Roger Bacon (1214-1292?) invented the
first convex lens in 1250. Concave lens were first used around 1450.
Glasses were used in Italy around 1300. Old glasses were fastened with clips, rings, ribbons, weights, and other flexible things, or were simply held by the hand. Temples werenít invented yet! They had frames of tortoiseshell, ivory, metal (heavy metal), or wood. They were pretty heavy. Temples were finally invented in the 1740ís. Lorgnettes (pronounced lorn-YETS) were also popular in the late 1700s. This word comes from the French word lorgner, meaning to leer at or stare. These were glasses held by a handle.
Monocles were also popular. A monocle was a single glass lens that had to be
squeezed by the muscles around the eye to hold it in place. Another popular kind
of glasses was the pince-nez (panz-NAY)
glasses, which pinched the nose to make it stay on. Both monocles and
Contact lenses are pieces of plastic or glass that rest on the eye,
separated from the eye by a thin layer of tears.
They are newer than glasses. The first contact lenses were used in
1887. These ones were large and thick and not comfortable. The first modern
contact lenses were made of a kind of plastic called PMMA (short for polymethyl
These, however, did not let oxygen through to the retina (which is bad) so
newer, more oxygen-permeable lenses were invented. The three kinds are: a combination

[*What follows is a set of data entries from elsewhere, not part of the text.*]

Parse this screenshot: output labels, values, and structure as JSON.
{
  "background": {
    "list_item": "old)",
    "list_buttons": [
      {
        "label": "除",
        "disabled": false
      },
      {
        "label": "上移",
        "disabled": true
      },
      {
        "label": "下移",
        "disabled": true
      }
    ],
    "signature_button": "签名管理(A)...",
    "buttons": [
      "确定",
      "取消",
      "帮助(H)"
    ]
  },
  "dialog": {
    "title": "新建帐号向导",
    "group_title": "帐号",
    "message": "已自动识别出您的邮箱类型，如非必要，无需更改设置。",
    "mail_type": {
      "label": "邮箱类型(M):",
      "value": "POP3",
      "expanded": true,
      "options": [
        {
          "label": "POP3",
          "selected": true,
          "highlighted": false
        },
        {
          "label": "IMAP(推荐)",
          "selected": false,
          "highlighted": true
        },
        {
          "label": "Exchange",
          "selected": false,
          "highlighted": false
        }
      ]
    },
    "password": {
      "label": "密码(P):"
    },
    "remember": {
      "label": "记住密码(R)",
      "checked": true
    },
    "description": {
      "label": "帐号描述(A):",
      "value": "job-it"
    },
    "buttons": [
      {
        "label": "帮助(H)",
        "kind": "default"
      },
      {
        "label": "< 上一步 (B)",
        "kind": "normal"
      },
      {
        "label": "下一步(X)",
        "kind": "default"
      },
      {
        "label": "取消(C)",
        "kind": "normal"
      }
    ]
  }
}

of PMMA and silicone, one made of CAB (cellulose acetate butyrate), and one made of a Teflon-like
fluoropolymer material. Also, soft lenses are also available. They were
introduced in the 1970 and 80ís, are made of flexible, water absorbing plastics

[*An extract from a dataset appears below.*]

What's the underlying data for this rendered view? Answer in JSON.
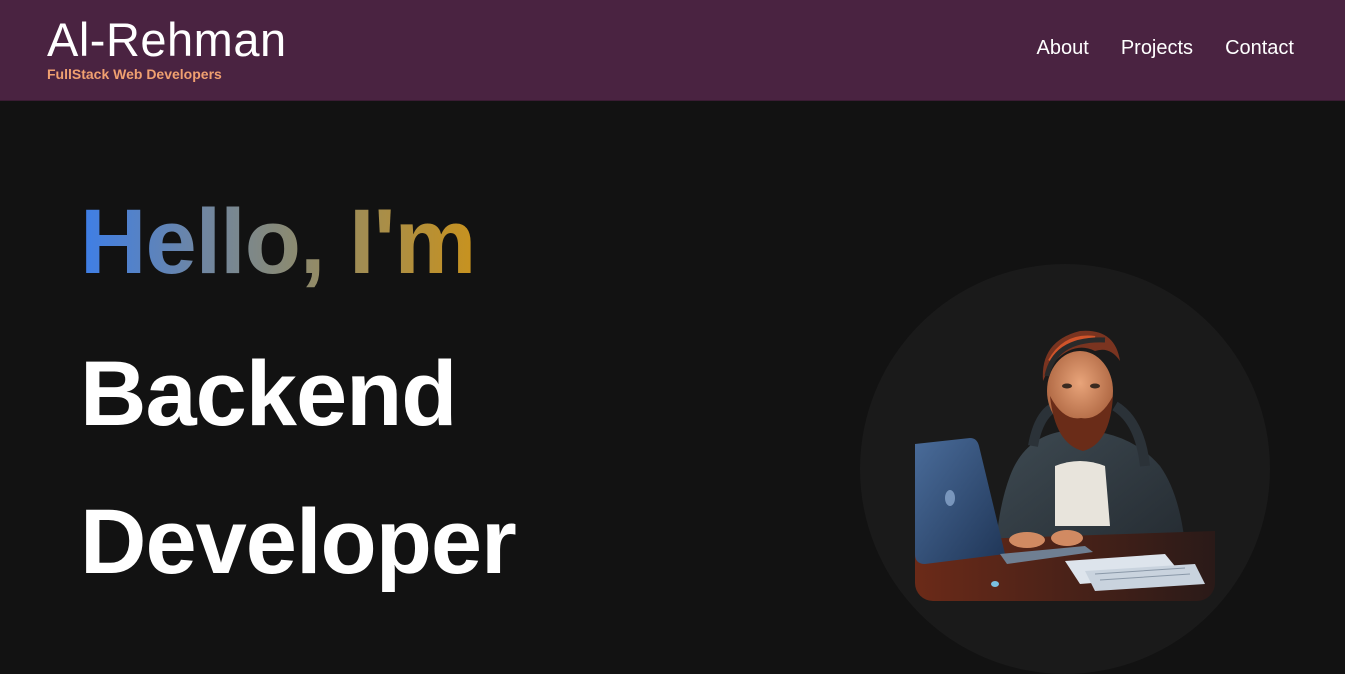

that become soft as they absorb water.
Hans Lippershey, a Dutch spectacle-maker, had an apprentice who held two convex lenses before his eyes, one near and one far away and could see a distant weathervane closer-up. He showed it to Lippershey, who developed the oldest form of a telescope: two convex lenses at each end of a tube. Galileo Galilei made a more powerful telescopes that he used to see craters on the moon, the moons of Jupiter, and the rings of Saturn.
First telescopes were refracting telescopes, which simply refracted light. The
first reflector was made by James Gregory.
Microscopes, at least the simpler ones, were made of just one convex lens. In
this case, microscopes are very old! But the first compound microscope with more
than one lens was made in 1590 by the Dutch Janssen brothers.